The jury verdicts reached so far are certainly enough to make anybody who has been made sick by using Roundup consider their legal options. It is important to note, however, that none of the plaintiffs in those cases will receive the original award amounts, as all have been reduced by judges on appeal. In fact, since Bayer and Monsanto have continued to appeal the results even as they issue settlement offers to other plaintiffs, none of those in the original three cases have seen a dime yet.
So, we do not know from the jury verdicts how much a person could expect to earn from a New Jersey Roundup lawsuit, but what can we tell from the settlement offer? That is also murky, since nothing has been approved yet, but it has been estimated that the average payout would be about $165,000, with certain characteristics resulting in enhanced awards.
That includes additional money for the survivors of people who used Roundup and have since died from non-Hodgkin lymphoma, particularly if they had a surviving spouse or underage children when they died.
For living victims, their age at diagnosis and severity of disease are also expected to be enhancing factors.
What Should I Do if I Have Been Affected by Roundup?
New Jersey residents who used Roundup, whether it was around their yard to control vegetation or because their agricultural or landscaping employer required it, should stop using the weedkiller, if possible. If they have used Roundup consistently or if they experience any of the symptoms we listed above, they should contact their doctor and seek an examination.

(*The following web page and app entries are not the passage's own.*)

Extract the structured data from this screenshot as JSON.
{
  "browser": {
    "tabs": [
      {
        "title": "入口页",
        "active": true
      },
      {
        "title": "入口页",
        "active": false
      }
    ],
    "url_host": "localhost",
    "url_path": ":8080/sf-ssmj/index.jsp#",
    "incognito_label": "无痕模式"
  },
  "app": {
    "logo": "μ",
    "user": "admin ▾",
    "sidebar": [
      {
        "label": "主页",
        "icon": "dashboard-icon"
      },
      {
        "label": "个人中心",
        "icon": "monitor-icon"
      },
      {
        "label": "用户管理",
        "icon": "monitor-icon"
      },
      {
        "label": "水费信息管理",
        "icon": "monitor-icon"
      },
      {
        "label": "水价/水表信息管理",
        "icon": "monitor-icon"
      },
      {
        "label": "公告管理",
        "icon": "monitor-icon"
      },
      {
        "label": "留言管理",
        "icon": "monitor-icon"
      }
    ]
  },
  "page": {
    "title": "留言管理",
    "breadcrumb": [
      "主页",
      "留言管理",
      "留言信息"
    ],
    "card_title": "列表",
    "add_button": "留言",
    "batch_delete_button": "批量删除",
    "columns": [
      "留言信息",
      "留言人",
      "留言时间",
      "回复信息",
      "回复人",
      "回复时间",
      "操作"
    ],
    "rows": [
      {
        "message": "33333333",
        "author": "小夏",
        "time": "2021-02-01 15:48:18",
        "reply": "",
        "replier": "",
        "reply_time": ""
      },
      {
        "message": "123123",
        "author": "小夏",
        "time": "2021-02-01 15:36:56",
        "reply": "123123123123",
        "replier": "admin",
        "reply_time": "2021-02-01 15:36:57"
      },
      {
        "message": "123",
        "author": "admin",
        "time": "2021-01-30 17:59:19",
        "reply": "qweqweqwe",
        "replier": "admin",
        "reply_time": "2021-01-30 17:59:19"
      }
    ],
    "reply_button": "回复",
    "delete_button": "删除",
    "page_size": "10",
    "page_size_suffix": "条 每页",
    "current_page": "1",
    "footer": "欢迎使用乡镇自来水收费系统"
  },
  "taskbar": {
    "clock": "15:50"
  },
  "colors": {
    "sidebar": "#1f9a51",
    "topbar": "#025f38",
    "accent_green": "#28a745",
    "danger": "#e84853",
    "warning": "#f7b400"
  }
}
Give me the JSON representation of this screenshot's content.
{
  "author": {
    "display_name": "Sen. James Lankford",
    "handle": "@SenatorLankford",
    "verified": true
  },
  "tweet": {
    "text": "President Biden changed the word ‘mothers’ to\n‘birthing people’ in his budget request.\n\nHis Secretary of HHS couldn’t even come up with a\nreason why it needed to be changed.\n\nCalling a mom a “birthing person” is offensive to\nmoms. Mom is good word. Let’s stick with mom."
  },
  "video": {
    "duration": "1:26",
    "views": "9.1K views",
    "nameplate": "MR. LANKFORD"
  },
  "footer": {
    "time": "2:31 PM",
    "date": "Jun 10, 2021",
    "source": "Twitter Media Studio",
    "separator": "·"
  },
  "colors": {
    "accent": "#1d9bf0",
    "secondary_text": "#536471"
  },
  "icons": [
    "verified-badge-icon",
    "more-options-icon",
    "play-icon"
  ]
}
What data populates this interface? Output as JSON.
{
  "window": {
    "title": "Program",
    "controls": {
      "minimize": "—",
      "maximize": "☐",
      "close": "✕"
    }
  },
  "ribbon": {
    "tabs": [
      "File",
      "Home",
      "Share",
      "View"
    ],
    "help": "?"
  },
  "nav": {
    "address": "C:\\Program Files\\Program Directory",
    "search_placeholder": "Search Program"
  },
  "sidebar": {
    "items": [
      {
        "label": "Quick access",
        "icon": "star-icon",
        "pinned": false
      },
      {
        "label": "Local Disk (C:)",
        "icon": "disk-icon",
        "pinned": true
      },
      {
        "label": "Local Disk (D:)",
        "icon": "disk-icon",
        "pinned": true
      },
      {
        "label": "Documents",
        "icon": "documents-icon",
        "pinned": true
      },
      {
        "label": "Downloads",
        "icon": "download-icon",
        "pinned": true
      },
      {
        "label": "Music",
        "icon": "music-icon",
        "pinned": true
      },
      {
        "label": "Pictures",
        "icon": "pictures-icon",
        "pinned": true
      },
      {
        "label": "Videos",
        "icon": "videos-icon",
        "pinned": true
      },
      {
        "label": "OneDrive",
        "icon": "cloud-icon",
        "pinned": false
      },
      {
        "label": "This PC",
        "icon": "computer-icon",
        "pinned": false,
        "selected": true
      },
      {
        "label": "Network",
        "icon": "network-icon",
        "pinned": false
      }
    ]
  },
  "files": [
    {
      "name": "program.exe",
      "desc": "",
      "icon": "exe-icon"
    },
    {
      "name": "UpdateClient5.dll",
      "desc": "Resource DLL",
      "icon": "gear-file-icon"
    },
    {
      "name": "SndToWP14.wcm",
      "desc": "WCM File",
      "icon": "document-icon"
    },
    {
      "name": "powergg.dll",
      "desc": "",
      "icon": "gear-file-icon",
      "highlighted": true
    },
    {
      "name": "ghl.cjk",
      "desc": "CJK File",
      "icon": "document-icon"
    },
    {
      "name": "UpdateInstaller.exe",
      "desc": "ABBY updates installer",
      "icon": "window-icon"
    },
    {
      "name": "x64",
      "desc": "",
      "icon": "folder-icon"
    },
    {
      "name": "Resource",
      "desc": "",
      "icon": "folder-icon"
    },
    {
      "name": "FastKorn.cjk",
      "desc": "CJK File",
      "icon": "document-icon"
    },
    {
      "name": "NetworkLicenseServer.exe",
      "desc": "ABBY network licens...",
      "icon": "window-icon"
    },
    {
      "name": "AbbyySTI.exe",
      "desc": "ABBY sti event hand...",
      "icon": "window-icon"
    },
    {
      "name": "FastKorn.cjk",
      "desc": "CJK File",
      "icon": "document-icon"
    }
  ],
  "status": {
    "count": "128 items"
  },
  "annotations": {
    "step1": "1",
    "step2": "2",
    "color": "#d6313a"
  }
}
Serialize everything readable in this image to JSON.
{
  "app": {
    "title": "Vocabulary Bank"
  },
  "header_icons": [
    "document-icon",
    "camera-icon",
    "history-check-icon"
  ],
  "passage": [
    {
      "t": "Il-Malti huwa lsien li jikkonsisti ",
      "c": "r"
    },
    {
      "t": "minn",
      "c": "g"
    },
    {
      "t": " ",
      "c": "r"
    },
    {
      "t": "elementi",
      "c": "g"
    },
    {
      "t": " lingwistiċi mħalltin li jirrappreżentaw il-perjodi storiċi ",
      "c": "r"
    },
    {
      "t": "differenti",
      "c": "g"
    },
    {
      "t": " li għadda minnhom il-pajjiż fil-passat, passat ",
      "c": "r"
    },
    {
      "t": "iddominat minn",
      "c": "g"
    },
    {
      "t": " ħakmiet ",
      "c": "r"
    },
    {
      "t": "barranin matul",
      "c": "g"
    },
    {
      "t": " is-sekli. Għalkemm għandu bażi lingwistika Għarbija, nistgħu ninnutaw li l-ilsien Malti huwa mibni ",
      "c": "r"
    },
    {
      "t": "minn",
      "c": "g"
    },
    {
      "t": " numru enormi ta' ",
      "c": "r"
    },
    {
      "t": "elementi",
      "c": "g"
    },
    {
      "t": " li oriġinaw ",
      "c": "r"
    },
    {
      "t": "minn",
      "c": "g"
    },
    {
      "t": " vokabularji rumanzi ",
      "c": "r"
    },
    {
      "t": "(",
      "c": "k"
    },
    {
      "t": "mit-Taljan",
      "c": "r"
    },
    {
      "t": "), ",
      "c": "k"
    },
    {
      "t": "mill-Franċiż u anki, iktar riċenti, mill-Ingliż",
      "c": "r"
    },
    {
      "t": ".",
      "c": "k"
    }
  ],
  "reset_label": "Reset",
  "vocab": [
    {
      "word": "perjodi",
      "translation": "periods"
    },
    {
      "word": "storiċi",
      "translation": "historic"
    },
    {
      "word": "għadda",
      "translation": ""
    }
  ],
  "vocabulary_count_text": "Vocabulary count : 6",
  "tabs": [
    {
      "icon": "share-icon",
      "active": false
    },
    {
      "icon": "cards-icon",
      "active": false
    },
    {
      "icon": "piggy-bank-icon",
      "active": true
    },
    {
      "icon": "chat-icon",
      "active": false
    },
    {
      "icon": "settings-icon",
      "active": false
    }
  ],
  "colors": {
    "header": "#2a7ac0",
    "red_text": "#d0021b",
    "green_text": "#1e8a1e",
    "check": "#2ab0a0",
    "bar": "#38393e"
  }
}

People who have used Roundup and have already been diagnosed with non-Hodgkin lymphoma may still have time to seek compensation despite the settlement offer that would end most of the ongoing litigation. In addition to a proposed $2 billion set aside for future victims, individual cases may still be brought, depending on circumstances.
The best way to ensure you receive the compensation you are entitled to is to consult with an expert Roundup class-action law firm in New Jersey. We can help connect you with a reputable firm in your area.
Consultations are usually free, and in most cases, you won’t pay any legal fees unless you win your case.